DESCRIPTION OF THE TASK: Which lines in the data below contain the word "Faux"? Pull each of them out.

(Data about app and page elements)
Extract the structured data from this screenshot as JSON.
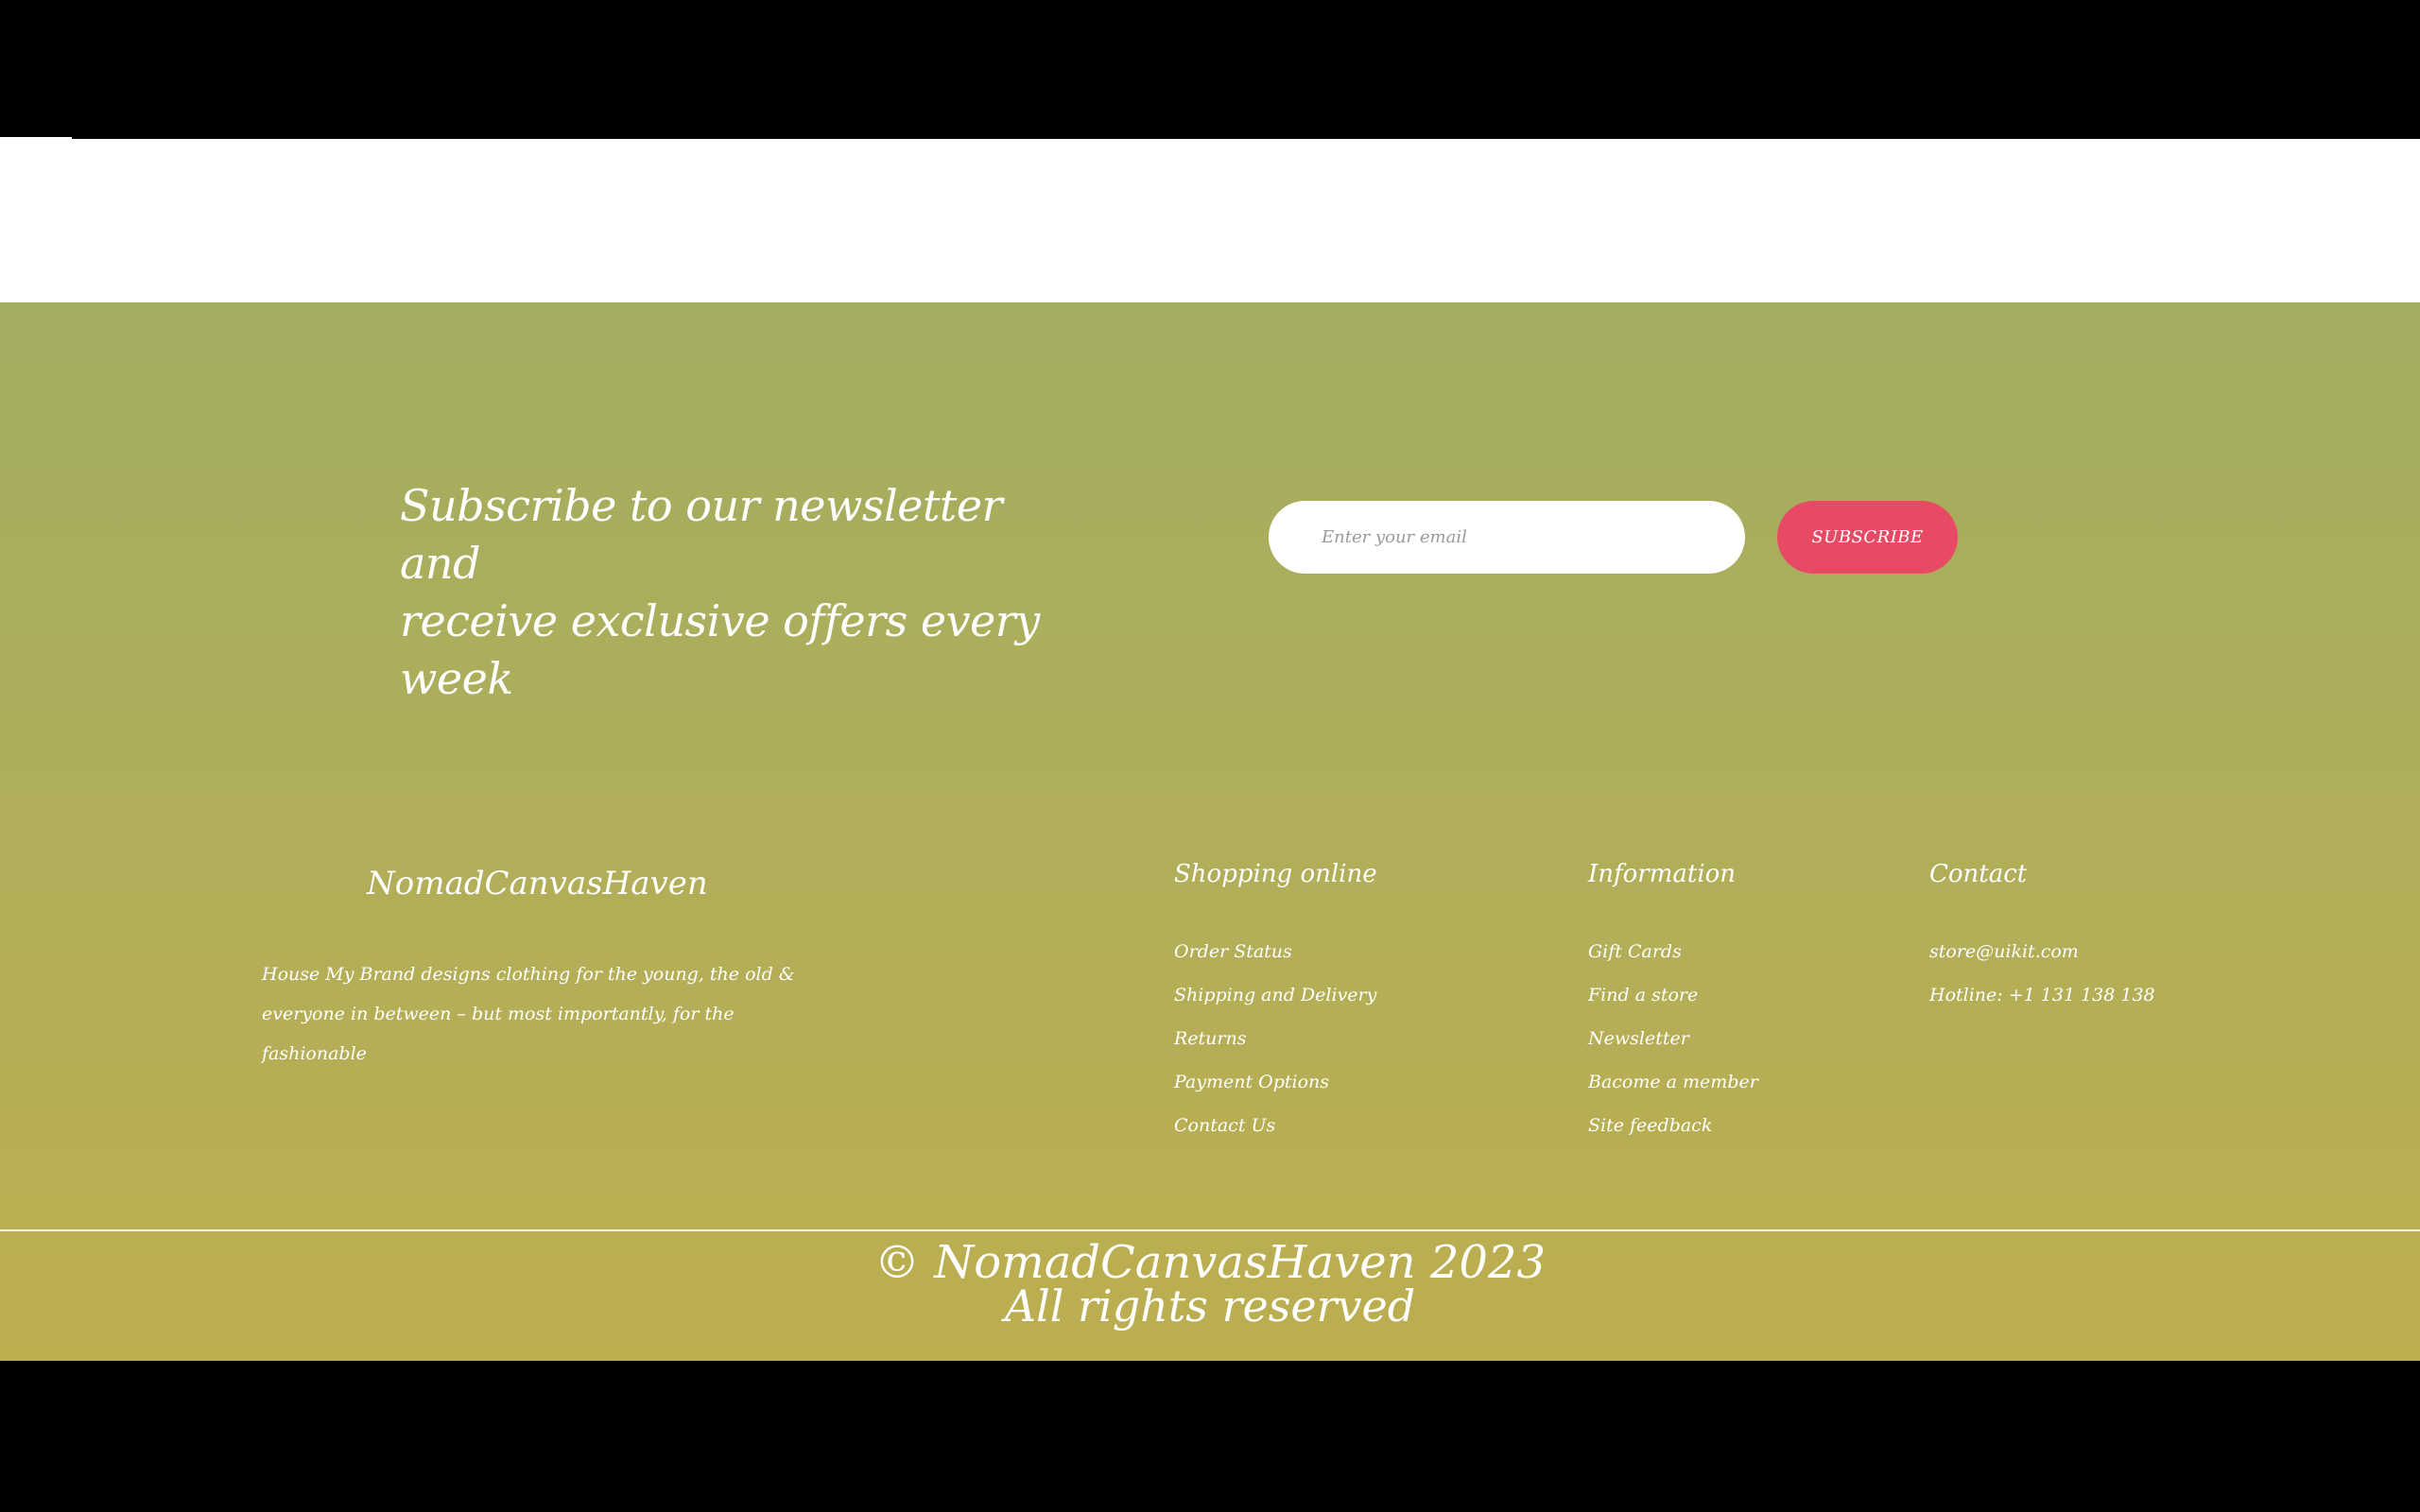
{
  "newsletter": {
    "heading_line1": "Subscribe to our newsletter and",
    "heading_line2": "receive exclusive offers every week",
    "email_placeholder": "Enter your email",
    "subscribe_label": "SUBSCRIBE"
  },
  "brand": {
    "name": "NomadCanvasHaven",
    "description_line1": "House My Brand designs clothing for the young, the old &",
    "description_line2": "everyone in between – but most importantly, for the fashionable"
  },
  "columns": {
    "shipping": {
      "title": "Shopping online",
      "links": [
        "Order Status",
        "Shipping and Delivery",
        "Returns",
        "Payment Options",
        "Contact Us"
      ]
    },
    "information": {
      "title": "Information",
      "links": [
        "Gift Cards",
        "Find a store",
        "Newsletter",
        "Bacome a member",
        "Site feedback"
      ]
    },
    "contact": {
      "title": "Contact",
      "links": [
        "store@uikit.com",
        "Hotline: +1 131 138 138"
      ]
    }
  },
  "copyright": {
    "line1": "© NomadCanvasHaven 2023",
    "line2": "All rights reserved"
  },
  "colors": {
    "gradient_top": "#a3ad60",
    "gradient_bottom": "#bcae4f",
    "subscribe_button": "#e84a66",
    "text": "#ffffff"
  }
}
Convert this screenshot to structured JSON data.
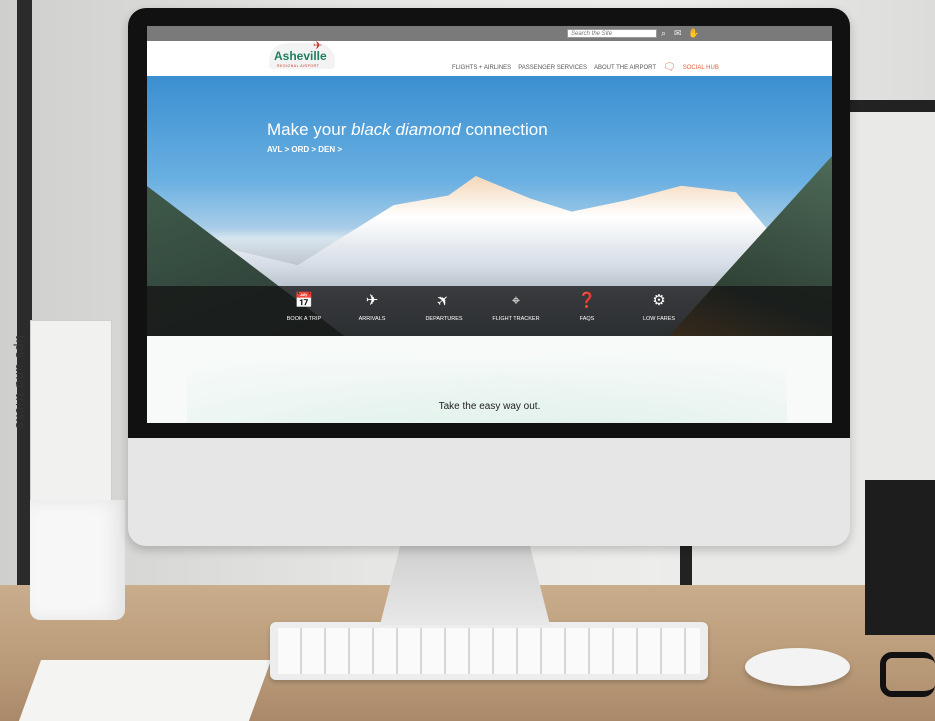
{
  "site": {
    "top_bar": {
      "search_placeholder": "Search the Site",
      "icons": [
        "search-icon",
        "mail-icon",
        "hand-icon"
      ]
    },
    "logo": {
      "name": "Asheville",
      "subtitle": "REGIONAL AIRPORT"
    },
    "nav": {
      "items": [
        "FLIGHTS + AIRLINES",
        "PASSENGER SERVICES",
        "ABOUT THE AIRPORT",
        "SOCIAL HUB"
      ]
    },
    "hero": {
      "title_pre": "Make your ",
      "title_emph": "black diamond",
      "title_post": " connection",
      "subtitle": "AVL > ORD > DEN >"
    },
    "quick_links": [
      {
        "label": "BOOK A TRIP",
        "icon": "calendar-icon"
      },
      {
        "label": "ARRIVALS",
        "icon": "plane-arriving-icon"
      },
      {
        "label": "DEPARTURES",
        "icon": "plane-departing-icon"
      },
      {
        "label": "FLIGHT TRACKER",
        "icon": "map-pin-icon"
      },
      {
        "label": "FAQS",
        "icon": "question-icon"
      },
      {
        "label": "LOW FARES",
        "icon": "badge-icon"
      }
    ],
    "tagline": "Take the easy way out."
  },
  "scene": {
    "book_spine_text": "tips and tricks"
  },
  "colors": {
    "brand_green": "#1f7f5c",
    "brand_red": "#c0392b",
    "social_orange": "#e2603a"
  }
}
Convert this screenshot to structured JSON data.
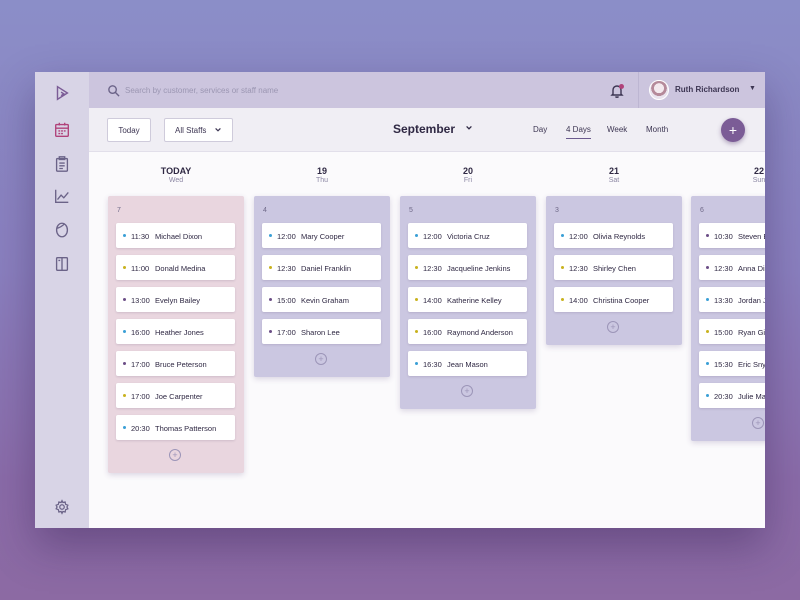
{
  "search": {
    "placeholder": "Search by customer, services or staff name"
  },
  "user": {
    "name": "Ruth Richardson"
  },
  "toolbar": {
    "today_label": "Today",
    "staff_label": "All Staffs",
    "month_label": "September",
    "views": [
      "Day",
      "4 Days",
      "Week",
      "Month"
    ],
    "active_view": "4 Days",
    "add_label": "+"
  },
  "colors": {
    "today_column": "#e9d6df",
    "column": "#cbc7e1",
    "accent": "#7b5c96",
    "dot_blue": "#3a9fd6",
    "dot_yellow": "#c9b21d",
    "dot_purple": "#6b4e86"
  },
  "days": [
    {
      "num": "TODAY",
      "name": "Wed",
      "count": "7",
      "is_today": true,
      "appointments": [
        {
          "time": "11:30",
          "name": "Michael Dixon",
          "dot": "blue"
        },
        {
          "time": "11:00",
          "name": "Donald Medina",
          "dot": "yellow"
        },
        {
          "time": "13:00",
          "name": "Evelyn Bailey",
          "dot": "purple"
        },
        {
          "time": "16:00",
          "name": "Heather Jones",
          "dot": "blue"
        },
        {
          "time": "17:00",
          "name": "Bruce Peterson",
          "dot": "purple"
        },
        {
          "time": "17:00",
          "name": "Joe Carpenter",
          "dot": "yellow"
        },
        {
          "time": "20:30",
          "name": "Thomas Patterson",
          "dot": "blue"
        }
      ]
    },
    {
      "num": "19",
      "name": "Thu",
      "count": "4",
      "is_today": false,
      "appointments": [
        {
          "time": "12:00",
          "name": "Mary Cooper",
          "dot": "blue"
        },
        {
          "time": "12:30",
          "name": "Daniel Franklin",
          "dot": "yellow"
        },
        {
          "time": "15:00",
          "name": "Kevin Graham",
          "dot": "purple"
        },
        {
          "time": "17:00",
          "name": "Sharon Lee",
          "dot": "purple"
        }
      ]
    },
    {
      "num": "20",
      "name": "Fri",
      "count": "5",
      "is_today": false,
      "appointments": [
        {
          "time": "12:00",
          "name": "Victoria Cruz",
          "dot": "blue"
        },
        {
          "time": "12:30",
          "name": "Jacqueline Jenkins",
          "dot": "yellow"
        },
        {
          "time": "14:00",
          "name": "Katherine Kelley",
          "dot": "yellow"
        },
        {
          "time": "16:00",
          "name": "Raymond Anderson",
          "dot": "yellow"
        },
        {
          "time": "16:30",
          "name": "Jean Mason",
          "dot": "blue"
        }
      ]
    },
    {
      "num": "21",
      "name": "Sat",
      "count": "3",
      "is_today": false,
      "appointments": [
        {
          "time": "12:00",
          "name": "Olivia Reynolds",
          "dot": "blue"
        },
        {
          "time": "12:30",
          "name": "Shirley Chen",
          "dot": "yellow"
        },
        {
          "time": "14:00",
          "name": "Christina Cooper",
          "dot": "yellow"
        }
      ]
    },
    {
      "num": "22",
      "name": "Sun",
      "count": "6",
      "is_today": false,
      "appointments": [
        {
          "time": "10:30",
          "name": "Steven Burke",
          "dot": "purple"
        },
        {
          "time": "12:30",
          "name": "Anna Diaz",
          "dot": "purple"
        },
        {
          "time": "13:30",
          "name": "Jordan Jackson",
          "dot": "blue"
        },
        {
          "time": "15:00",
          "name": "Ryan Gibson",
          "dot": "yellow"
        },
        {
          "time": "15:30",
          "name": "Eric Snyder",
          "dot": "blue"
        },
        {
          "time": "20:30",
          "name": "Julie Martin",
          "dot": "blue"
        }
      ]
    }
  ]
}
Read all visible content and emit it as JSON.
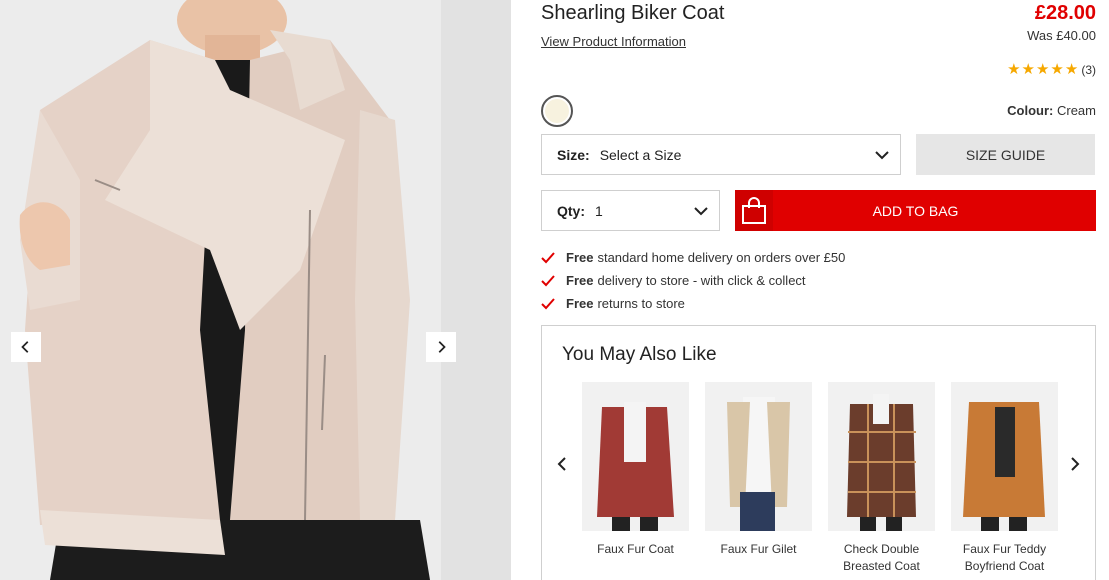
{
  "product": {
    "title": "Shearling Biker Coat",
    "view_info": "View Product Information",
    "price": "£28.00",
    "was_price": "Was £40.00",
    "rating_stars": 5,
    "review_count": "(3)"
  },
  "colour": {
    "label": "Colour:",
    "value": "Cream",
    "swatch_color": "#f7f2df"
  },
  "size": {
    "label": "Size:",
    "value": "Select a Size",
    "guide": "SIZE GUIDE"
  },
  "qty": {
    "label": "Qty:",
    "value": "1"
  },
  "cart": {
    "add_label": "ADD TO BAG"
  },
  "benefits": [
    {
      "bold": "Free",
      "text": "standard home delivery on orders over £50"
    },
    {
      "bold": "Free",
      "text": "delivery to store - with click & collect"
    },
    {
      "bold": "Free",
      "text": "returns to store"
    }
  ],
  "recommendations": {
    "title": "You May Also Like",
    "items": [
      {
        "name": "Faux Fur Coat",
        "color": "#a13a35"
      },
      {
        "name": "Faux Fur Gilet",
        "color": "#d9c6a8"
      },
      {
        "name": "Check Double Breasted Coat",
        "color": "#6b3d2c"
      },
      {
        "name": "Faux Fur Teddy Boyfriend Coat",
        "color": "#c87a36"
      }
    ]
  },
  "colors": {
    "accent_red": "#e00000",
    "star": "#f6a800"
  }
}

ANSWER SPACE:
        "name": "Faux Fur Coat",
        "name": "Faux Fur Gilet",
        "name": "Faux Fur Teddy Boyfriend Coat",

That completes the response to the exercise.